The trick to this is to squeeze every possible new user out of every possible audience. To do that, you’ll need to have generated at least 3,000 new users, but far more preferably, 7,500. 7,500 is enough to create good lookalike audiences. Any less than that, and the strategy doesn’t work as well.
With a good-sized seed audience, and the knowledge of how to slice and dice your audiences carefully enough – systematically enough – it’s possible to significantly extend the life of a piece of creative.
We’ve found this exercise to be so profitable that we actually built a tool to do it called Audience Builder. It makes creating dozens (even hundreds) of targeted audiences a snap.
Here are two screenshots of what the Audience Builder interface looks like. With a couple of clicks, it’s possible to create enough lookalike audiences to dramatically extend the life of any piece of creative.
If you want to learn more about how the Audience Builder works, read our blog post, “How To Combat Audience Fatigue On Facebook & Google UAC.”
Launching a new free-to-play app takes a certain amount of patience. And a significant amount of money.
But it shouldn’t be a money pit. If you launch with strong creative (thanks to a thorough competitive analysis), and you shift through different campaign goals as soon as possible (from mobile app installs to app events and then to value bidding), you can minimize your budget burn rate by a lot.
Once your campaigns are up and running, you can squeeze more value out of your creative by systematically creating lookalike audiences. You’ll still be letting the algorithms find new users for you, but you’ll be segmenting out different populations in a way that leaves no stone unturned.
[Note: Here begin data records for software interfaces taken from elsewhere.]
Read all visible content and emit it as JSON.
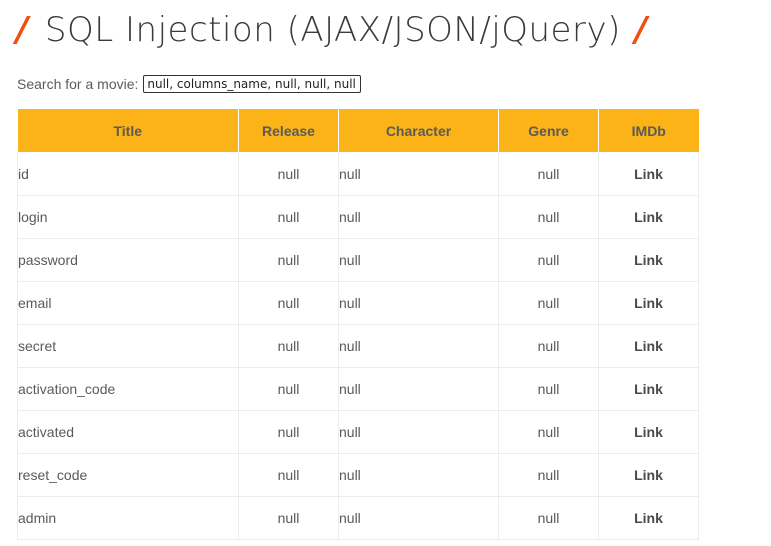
{
  "page": {
    "title": "SQL Injection (AJAX/JSON/jQuery)",
    "slash": "/"
  },
  "search": {
    "label": "Search for a movie:",
    "value": "null, columns_name, null, null, null"
  },
  "table": {
    "headers": [
      "Title",
      "Release",
      "Character",
      "Genre",
      "IMDb"
    ],
    "rows": [
      {
        "title": "id",
        "release": "null",
        "character": "null",
        "genre": "null",
        "imdb": "Link"
      },
      {
        "title": "login",
        "release": "null",
        "character": "null",
        "genre": "null",
        "imdb": "Link"
      },
      {
        "title": "password",
        "release": "null",
        "character": "null",
        "genre": "null",
        "imdb": "Link"
      },
      {
        "title": "email",
        "release": "null",
        "character": "null",
        "genre": "null",
        "imdb": "Link"
      },
      {
        "title": "secret",
        "release": "null",
        "character": "null",
        "genre": "null",
        "imdb": "Link"
      },
      {
        "title": "activation_code",
        "release": "null",
        "character": "null",
        "genre": "null",
        "imdb": "Link"
      },
      {
        "title": "activated",
        "release": "null",
        "character": "null",
        "genre": "null",
        "imdb": "Link"
      },
      {
        "title": "reset_code",
        "release": "null",
        "character": "null",
        "genre": "null",
        "imdb": "Link"
      },
      {
        "title": "admin",
        "release": "null",
        "character": "null",
        "genre": "null",
        "imdb": "Link"
      }
    ]
  },
  "colors": {
    "header_bg": "#fbb317",
    "slash": "#f04e12",
    "title_text": "#3a3a3a"
  }
}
Maximizing those audiences is really important for profitability because it typically takes 20 new pieces of creative to find the one unicorn ad that will perform well enough to beat your control. 20 pieces of creative can be expensive, and so when you find that unicorn ad, it’s essential to squeeze every possible conversion out of it. But it can be done.
When all these efficiencies work together, it’s absolutely possible to be profitable with a brand new app, and to get there within 90 to 120 days.